Garrelts Glass

Scott Garrelts Glass is filled with spiraling and twisting patterns, seascape images and bursts of intense color. His collection of art glass bowls, vases, paperweights and sculpture incorporates the use of a classic glass technique - cane working. 

At Gerralts Glass, cane working, a thousand year old craft, involves creating thin rods of glass which are then used in patterns, sometimes weaving them in and out of each other as they flow through the glass. You will recognize these as twist and spiral designs in Scott's work.

Also featured prominently in Gerralts Glass is the uses of murrini. These are also glass canes but typically thicker and cut into cross sections. Murrini, in Italian, means colored patterns or images in glass. It's like a glass mosaic, fusing together many layers of glass.  Flower-like images created from murrini are called "millefiori"- thousand flowers. Scot's seascape glass glass art abound with many colorful murrini depicting under water plant life.

I started working with glass in 2006. I enjoy making many different forms from glass, including bowls, vases, and other vessels as well as imaginative and some more realistic sculptures.

A thousand year old technique, known as caneworking, is one of my favorite styles to work in. It involves creating, and then arranging thin rods of colored glass. Sometimes in patterns, and many times weaving in and out of each other while flowing through the piece of glass. There are millions of different ways to use cane.

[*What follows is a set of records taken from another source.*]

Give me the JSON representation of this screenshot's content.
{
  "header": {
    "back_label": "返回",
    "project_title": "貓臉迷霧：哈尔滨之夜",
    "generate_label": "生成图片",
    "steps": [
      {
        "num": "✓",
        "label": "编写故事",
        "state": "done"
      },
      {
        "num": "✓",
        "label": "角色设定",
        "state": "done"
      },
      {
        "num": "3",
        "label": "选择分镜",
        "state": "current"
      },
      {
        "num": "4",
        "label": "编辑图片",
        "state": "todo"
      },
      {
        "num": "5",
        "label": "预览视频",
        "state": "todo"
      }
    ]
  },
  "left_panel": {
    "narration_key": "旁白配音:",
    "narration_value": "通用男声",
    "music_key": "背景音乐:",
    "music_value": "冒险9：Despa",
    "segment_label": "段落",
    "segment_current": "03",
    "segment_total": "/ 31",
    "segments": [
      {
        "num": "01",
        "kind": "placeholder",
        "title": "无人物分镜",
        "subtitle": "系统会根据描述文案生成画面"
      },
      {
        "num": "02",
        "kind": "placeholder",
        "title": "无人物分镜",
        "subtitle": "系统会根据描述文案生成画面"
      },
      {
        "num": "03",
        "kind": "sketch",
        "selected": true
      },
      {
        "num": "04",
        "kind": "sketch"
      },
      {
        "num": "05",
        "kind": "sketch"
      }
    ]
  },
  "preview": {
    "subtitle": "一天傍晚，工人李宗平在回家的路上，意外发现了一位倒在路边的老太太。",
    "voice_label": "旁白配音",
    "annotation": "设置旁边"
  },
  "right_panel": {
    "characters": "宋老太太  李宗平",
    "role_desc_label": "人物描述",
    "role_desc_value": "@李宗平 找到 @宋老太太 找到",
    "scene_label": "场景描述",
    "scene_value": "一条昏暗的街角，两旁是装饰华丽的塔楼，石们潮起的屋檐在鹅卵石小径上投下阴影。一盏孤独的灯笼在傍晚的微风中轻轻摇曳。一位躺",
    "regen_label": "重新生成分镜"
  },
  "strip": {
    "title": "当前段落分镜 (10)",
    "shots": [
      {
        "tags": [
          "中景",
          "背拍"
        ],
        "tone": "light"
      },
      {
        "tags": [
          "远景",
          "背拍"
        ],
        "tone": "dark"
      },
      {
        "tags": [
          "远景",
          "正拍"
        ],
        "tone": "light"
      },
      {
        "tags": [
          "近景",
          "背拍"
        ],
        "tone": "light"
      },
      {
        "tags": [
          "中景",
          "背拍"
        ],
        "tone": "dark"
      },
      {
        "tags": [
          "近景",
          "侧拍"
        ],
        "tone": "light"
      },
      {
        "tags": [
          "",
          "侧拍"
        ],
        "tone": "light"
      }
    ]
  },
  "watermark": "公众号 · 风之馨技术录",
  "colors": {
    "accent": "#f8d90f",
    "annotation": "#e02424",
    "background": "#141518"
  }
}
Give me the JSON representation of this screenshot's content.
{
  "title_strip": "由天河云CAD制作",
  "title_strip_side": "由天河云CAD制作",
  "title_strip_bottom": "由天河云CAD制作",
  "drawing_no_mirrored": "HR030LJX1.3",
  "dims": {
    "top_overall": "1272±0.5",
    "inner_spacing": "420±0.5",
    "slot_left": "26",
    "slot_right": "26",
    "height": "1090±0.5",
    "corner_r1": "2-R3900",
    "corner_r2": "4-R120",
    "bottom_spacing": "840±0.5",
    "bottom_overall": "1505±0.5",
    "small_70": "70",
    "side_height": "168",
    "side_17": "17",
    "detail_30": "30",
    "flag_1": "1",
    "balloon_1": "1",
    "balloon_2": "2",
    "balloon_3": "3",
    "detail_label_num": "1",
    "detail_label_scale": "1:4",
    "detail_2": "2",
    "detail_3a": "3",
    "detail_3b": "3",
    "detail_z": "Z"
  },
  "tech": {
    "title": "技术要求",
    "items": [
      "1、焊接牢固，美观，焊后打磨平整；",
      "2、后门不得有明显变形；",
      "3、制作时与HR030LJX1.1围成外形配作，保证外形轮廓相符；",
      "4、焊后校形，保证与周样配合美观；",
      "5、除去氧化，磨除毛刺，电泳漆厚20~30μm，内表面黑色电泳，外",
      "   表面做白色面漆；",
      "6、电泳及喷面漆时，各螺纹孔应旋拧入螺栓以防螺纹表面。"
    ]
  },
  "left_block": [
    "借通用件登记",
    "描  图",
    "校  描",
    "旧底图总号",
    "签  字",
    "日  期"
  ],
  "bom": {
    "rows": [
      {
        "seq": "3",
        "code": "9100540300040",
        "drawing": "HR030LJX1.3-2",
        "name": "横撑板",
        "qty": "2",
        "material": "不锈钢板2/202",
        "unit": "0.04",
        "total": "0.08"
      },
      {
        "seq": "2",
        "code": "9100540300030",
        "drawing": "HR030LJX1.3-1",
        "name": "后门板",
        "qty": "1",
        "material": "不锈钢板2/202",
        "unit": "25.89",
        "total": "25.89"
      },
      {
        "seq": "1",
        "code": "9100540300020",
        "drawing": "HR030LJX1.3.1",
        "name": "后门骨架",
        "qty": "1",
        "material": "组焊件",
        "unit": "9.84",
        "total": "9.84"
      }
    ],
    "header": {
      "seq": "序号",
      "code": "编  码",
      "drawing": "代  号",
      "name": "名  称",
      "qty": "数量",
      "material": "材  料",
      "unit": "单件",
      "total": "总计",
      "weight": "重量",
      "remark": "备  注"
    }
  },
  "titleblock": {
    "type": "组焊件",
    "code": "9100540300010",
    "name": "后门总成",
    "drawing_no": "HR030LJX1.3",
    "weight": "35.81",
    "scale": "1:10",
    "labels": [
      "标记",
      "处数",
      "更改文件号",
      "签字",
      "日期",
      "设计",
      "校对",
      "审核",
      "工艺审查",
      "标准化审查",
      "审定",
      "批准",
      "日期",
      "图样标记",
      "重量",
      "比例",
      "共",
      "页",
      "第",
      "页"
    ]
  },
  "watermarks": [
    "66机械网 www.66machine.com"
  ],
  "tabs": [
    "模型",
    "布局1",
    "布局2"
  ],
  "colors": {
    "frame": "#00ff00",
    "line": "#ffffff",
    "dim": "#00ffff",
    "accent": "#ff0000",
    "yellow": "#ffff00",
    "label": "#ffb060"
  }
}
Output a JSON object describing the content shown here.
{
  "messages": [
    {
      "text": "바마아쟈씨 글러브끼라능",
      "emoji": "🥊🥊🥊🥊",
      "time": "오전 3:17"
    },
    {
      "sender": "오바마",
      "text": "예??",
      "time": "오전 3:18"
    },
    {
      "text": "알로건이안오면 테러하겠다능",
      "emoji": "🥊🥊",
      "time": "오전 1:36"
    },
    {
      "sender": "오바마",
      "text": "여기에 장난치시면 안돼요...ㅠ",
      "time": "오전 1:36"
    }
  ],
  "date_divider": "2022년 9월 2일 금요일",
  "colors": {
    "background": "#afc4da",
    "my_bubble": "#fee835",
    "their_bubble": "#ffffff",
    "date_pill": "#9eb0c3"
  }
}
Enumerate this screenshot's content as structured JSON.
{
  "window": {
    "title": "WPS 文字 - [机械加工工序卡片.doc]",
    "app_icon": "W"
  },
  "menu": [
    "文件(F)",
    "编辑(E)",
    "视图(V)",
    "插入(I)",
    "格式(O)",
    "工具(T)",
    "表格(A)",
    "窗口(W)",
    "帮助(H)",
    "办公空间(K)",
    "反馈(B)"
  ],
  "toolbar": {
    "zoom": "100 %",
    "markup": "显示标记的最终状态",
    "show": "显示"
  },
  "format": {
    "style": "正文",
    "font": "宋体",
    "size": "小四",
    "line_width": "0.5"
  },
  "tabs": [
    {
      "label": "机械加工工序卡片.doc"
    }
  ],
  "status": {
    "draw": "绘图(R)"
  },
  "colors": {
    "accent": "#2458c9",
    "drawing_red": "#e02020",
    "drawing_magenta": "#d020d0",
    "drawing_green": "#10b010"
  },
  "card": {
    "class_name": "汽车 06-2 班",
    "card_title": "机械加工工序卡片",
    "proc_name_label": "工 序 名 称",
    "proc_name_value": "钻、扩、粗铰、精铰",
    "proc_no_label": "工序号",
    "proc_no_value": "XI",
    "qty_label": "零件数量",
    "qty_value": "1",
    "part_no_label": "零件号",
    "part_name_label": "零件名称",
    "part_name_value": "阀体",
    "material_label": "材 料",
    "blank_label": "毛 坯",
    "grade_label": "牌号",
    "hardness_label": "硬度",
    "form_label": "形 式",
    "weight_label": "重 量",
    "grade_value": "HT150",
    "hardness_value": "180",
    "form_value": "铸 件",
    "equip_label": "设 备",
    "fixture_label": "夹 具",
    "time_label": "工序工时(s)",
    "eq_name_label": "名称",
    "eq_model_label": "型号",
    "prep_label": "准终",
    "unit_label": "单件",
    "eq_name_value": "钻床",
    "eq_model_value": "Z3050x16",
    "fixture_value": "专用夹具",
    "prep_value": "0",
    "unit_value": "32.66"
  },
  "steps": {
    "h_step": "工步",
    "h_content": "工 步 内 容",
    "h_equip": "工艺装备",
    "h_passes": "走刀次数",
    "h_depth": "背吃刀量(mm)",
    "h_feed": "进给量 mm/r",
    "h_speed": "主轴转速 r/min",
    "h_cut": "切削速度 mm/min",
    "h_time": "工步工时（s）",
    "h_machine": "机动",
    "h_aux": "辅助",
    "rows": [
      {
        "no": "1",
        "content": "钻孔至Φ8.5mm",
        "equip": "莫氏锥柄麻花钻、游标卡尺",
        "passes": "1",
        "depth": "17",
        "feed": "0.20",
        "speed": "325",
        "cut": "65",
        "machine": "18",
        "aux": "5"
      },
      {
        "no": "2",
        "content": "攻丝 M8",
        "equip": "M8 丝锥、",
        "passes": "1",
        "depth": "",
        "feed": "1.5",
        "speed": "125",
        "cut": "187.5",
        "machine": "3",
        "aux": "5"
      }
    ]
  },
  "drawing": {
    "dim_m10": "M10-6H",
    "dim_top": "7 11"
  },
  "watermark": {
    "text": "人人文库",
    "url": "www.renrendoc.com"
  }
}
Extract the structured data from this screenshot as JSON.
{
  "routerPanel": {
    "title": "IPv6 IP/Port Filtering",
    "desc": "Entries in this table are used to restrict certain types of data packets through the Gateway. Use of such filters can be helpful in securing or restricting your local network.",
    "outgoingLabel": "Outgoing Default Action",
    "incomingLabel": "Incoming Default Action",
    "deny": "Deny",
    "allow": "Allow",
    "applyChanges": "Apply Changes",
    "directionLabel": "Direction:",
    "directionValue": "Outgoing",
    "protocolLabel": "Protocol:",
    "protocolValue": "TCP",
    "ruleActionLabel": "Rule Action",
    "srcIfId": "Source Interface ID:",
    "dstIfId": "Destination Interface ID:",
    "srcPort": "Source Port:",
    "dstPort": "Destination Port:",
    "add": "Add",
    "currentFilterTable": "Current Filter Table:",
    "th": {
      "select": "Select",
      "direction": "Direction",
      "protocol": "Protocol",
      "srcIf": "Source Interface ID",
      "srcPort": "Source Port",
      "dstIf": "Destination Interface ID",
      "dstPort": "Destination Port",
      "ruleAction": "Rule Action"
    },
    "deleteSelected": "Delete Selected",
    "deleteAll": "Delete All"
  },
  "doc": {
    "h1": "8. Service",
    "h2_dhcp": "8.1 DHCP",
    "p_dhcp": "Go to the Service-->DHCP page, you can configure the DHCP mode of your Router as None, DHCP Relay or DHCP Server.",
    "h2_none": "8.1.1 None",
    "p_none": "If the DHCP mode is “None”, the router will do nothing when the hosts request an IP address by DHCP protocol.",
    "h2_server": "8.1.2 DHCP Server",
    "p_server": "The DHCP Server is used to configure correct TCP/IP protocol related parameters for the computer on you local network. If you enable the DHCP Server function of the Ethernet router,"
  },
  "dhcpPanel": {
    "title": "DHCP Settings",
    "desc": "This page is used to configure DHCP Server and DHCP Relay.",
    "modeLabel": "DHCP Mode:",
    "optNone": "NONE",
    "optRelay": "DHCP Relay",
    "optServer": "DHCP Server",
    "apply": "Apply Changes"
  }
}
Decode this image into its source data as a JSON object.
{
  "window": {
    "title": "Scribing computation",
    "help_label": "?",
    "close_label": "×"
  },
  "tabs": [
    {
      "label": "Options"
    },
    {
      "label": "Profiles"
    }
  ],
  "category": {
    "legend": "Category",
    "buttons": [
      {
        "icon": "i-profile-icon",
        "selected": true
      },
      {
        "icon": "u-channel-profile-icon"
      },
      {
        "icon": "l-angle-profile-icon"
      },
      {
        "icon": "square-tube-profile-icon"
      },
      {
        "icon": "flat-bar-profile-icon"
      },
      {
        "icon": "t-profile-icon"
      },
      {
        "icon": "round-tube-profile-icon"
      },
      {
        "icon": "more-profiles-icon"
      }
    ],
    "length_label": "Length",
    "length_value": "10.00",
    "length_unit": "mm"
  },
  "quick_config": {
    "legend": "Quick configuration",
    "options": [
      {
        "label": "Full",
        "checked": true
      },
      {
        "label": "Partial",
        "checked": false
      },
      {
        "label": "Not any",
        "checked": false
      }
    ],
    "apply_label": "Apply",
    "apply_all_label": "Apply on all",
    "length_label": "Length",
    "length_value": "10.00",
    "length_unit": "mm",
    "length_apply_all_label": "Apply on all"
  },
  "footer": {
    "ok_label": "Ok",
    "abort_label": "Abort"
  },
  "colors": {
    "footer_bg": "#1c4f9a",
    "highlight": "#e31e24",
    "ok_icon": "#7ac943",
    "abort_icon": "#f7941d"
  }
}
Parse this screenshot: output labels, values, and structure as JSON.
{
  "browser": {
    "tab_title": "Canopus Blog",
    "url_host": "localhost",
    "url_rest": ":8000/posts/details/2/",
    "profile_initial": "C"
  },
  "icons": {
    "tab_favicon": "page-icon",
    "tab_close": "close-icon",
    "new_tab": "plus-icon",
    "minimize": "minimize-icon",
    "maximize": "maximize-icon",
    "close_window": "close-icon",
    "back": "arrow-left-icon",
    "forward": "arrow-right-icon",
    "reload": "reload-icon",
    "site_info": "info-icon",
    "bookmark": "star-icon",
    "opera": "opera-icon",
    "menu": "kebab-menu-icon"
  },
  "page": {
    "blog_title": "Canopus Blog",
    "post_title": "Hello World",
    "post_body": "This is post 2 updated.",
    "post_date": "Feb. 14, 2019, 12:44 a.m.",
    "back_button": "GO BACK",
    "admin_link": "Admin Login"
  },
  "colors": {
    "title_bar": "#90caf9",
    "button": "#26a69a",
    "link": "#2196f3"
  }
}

Going hand in hand with cane is murrine, which is pulled similar to cane but typically left thicker in diameter and then cut into cross sections.

Through the use of brilliant, highly saturated color and smooth, sensuous shapes, Garrelts Glass offers contemporary beauty grounded with classic technique.

"I make all my clear glass from scratch. I also try to use intense amounts and variations in color. Many colors I make from raw materials. The main ingredient is sand, followed by soda ash and lime. By creating my own colors I’m able to come up with some colors that may not be available to the rest of the glass world.

When I’m shaping the glass, it is intense. Everything has to happen at just the right time, like a well choreographed dance. There is no stopping to go freshen up my coffee. Once I start a piece at 2000 degrees, it has to stay above 1000 degrees the entire time I work it or It will crack. It can be a fine line to walk. Too much heat or too little at the wrong time can mean failure.

With my glass I hope to simply bring pleasure and enhance ones surroundings, though many pieces are functional as well."